Former Gov. Jim Edgar had to lead Illinois through difficult budget times, and he thinks the current governor's budget-cutting methods leave something to be desired.
"It was kind of an incomplete budget message," Edgar said of Quinn's gloomy address Wednesday, which included specifics on dozens of facility closings but left even bigger spending cuts to pensions and Medicaid up to working groups.
"I would say that my first reaction to the speech was that the good news was it was very short. The second was that there wasn't much in it and that's why it was short. I just didn't see any details. You leave out Medicaid and pensions and say you're going to balance the budget, I don't know how you do that."
Edgar, who was governor from 1991 to 1999, said the governor must lead.
"I always thought that when I was governor I had to say where we were going to cut it instead of saying to the Legislature, 'It's your job to go cut it,'" he said.
And while he supported the notion of closing state facilities, Edgar said he was concerned about Quinn's plan to shut down the "supermax" prison at Tamms in southern Illinois. Tamms, which has a population of about 390 but a staff of 300, was built and opened during Edgar's tenure.
"I don't have a real problem with closing facilities," said Edgar. "The one I would question is Tamms, because Tamms is not just another prison. It's the supermax prison where you put all the really bad inmates. Not the one who committed the most atrocious crimes but the ones who act the worst in the prisons, who cause all the problems in the prisons and cause them to be on lockdown, problems that can lead to riots."
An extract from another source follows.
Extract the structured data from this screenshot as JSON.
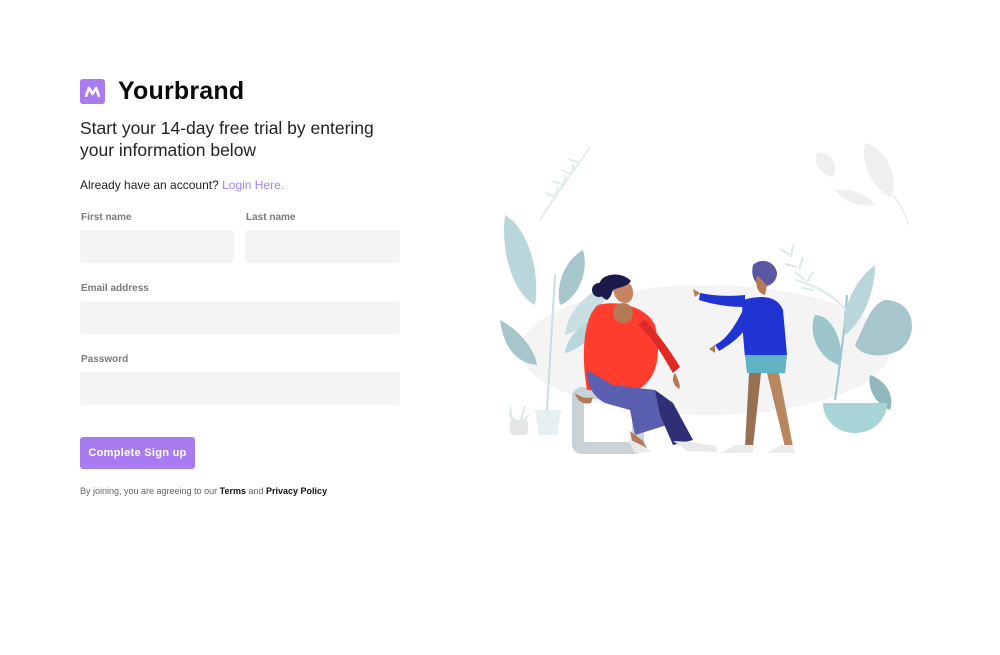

Edgar said Tamms helped to keep peace in all of the other correctional centers.
"My experience was it helped a lot to keep the rest of the prisons, which were always overcrowded and are going to be even more overcrowded now, it kept them more peaceful because you took the really bad actors out and put them in Tamms. And then the others who might be bad actors didn't want to go to Tamms. They kinda got religion and they behaved better," said Edgar, now a distinguished fellow at the Institute of Government and Public Affairs at the University of Illinois.
"All the feedback I got after we built Tamms and opened it was that it worked," he said. "It costs a lot more to keep an inmate at Tamms because you've got a lot more security on them ($64,116 per inmate per year according to the Department of Corrections, versus the statewide average of $21,405 per inmate), but the question is if you bring those folks back into the regular prisons, do you all of a sudden have more potential problems in those other prisons?"
Edgar said the Quinn administration "should be very careful" about closing Tamms.
"The thing I worried about the most when I became governor was having a prison riot. I had watched what happened to (New York Gov. Nelson) Rockefeller and I watched those prison riots and I did not want to have to deal with one of those. The day I left the governor's office, there were a lot of things I was relieved about, and one of them was I didn't have to worry about a prison riot any more."
Edgar also questioned Quinn's policy of cutting the budget everywhere but in education. Quinn proposed giving $20 million more to early childhood and $50 million more to the Monetary Award Program college scholarships.
"I don't know how you can give more to education. I don't see that. You may not cut education like you cut Medicaid, but I think you've got to say to everybody that we've got a problem and everybody's going to have to take some of this pain," Edgar said.
He also said he believes Quinn should have pushed for budget cuts at the same time he promoted the 67 percent income tax increase enacted last year.
"Raising taxes is probably the easiest part of this whole thing," he said. "The cutting of spending is going to be more brutal, which is something they should have done when they raised the taxes (in January 2011). They should have done them together.
"They've also got to stop creating new programs and spending more money. They're going to have to stay on a diet for several more years. That's just not in their nature. I know how much trouble I had in the '90s, trying to hold the line on the Legislature. They couldn't wait for me to get out of there."
This story appeared in print on Feb. 24.